Such was the deluge of press interest I flippantly commented to one of the Defence Ministers 'You know its bad when you have to reach for the Beano to read a paper without mention of Liam on the front cover'.
I will leave it to others to comment on the naïvety of employing a so-called "off the record" advisor, the manner of Liam Fox's departure and the political fallout for the factions across the Tory spectrum. I will say, however, that it does not take an armchair general to recognise the utter chaos Labour brought to the MOD. In just 15 months the Main Building is starting to look and feel and operate in a modern, professional and effective style that has been absent for over a decade.
Let's not forget, under Labour the MOD’s responsibility for managing budgets was removed and given to the Treasury. The Defence Secretary did not even chair or attend the department's main decision making body, the Defence Board. It was also under Labour that our valiant armed forces were committed to campaigns in Iraq and Afghanistan, neither of which had a coherent post conflict plan.
Today, Labour complain about the content of the SDSR but over a decade, they never conducted their own review. They whinge about the delay in aircraft carrier build, having deliberately introduced delays in construction, increasing costs by over £1bn. And they quibble over the detail of the Armed Forces Covenant, having failed to find time during 13 years in office to introduce the legislation themselves. It was a rather miserable legacy that Liam Fox and his Ministers inherited in May 2010: Labour's dodgy dossiers, 'in Helmand without firing a shot', part time Defence Secretaries and a plan (quickly reversed) to cut all TA training, to name but a few.
Since then, costly procurement overruns have been brought under control, overdue restructuring of all three services has taken place, the role of reserves has been bolstered, our Defence Export Programme has expanded, support for small businesses has increased, the operational allowance has doubled and the injustice done to the pilots killed, and their families, in the Mull of Kintyre tragedy has been reversed.
In addition, the design of our aircraft carriers has been altered so it is now interoperable with the French Rafelle and US F18 as well as a more potent version of the F35. The Royal Navy will continue our nuclear at sea deterrence, receiving six state of the art Type 45 destroyers and seven world class Astute Submarines. The Army is undergoing a long overdue re-structuring, a basing review that will finally see troops return from Germany and the upgrading of the Warrior APC fleet. The RAF will see their battle tested Typhoons upgraded to fire Storm shadow and Brimstone missiles. A400 Transport aircraft will replace the ageing Hercules fleet and Voyager A340 aircraft are now coming on line to replace the old Tri-star troop carriers.
Of course it would be remiss not to mention cuts in manpower, equipment platforms and procurement programmes but you can’t be strong militarily if you are broke and these tough decisions taken by the Defence team over the last year were the very ones Labour avoided over the last decade and which led to the £38bn MOD black hole and the department ending up in such a mess. It is then all the more remarkable that the Defence budget is now back on track.

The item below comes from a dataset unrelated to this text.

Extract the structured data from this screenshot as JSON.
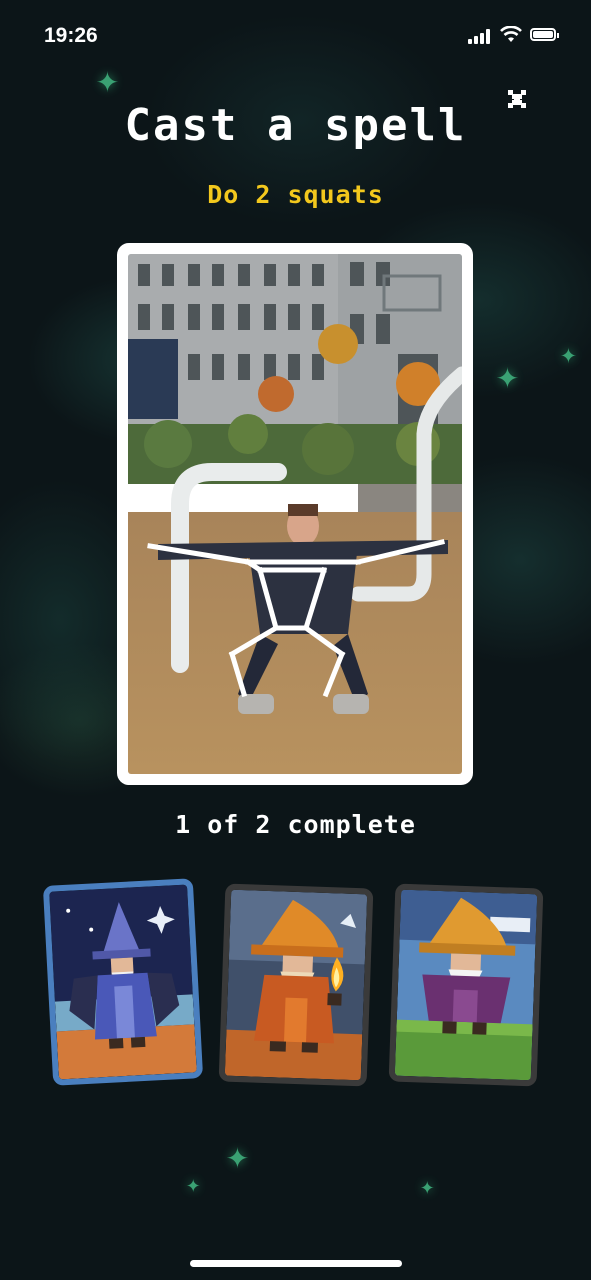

The baton is now handed to Philip Hammond, who is regarded as one of the Government’s most assured and confident performers. And whilst his experience with the defence world might be limited, he was, in Opposition, the Shadow Chief Secretary to the Treasury and therefore already familiar with what has been the MOD's achilles heel – it’s inability to spend money wisely. He also inherits a workable, if cash strapped, defence strategy which he would be wise to continue. His biggest challenge will be extracting our troops from Afghanistan before the weak, over-centralised pillars of governance collapse – but that challenge is at least another 15 months away.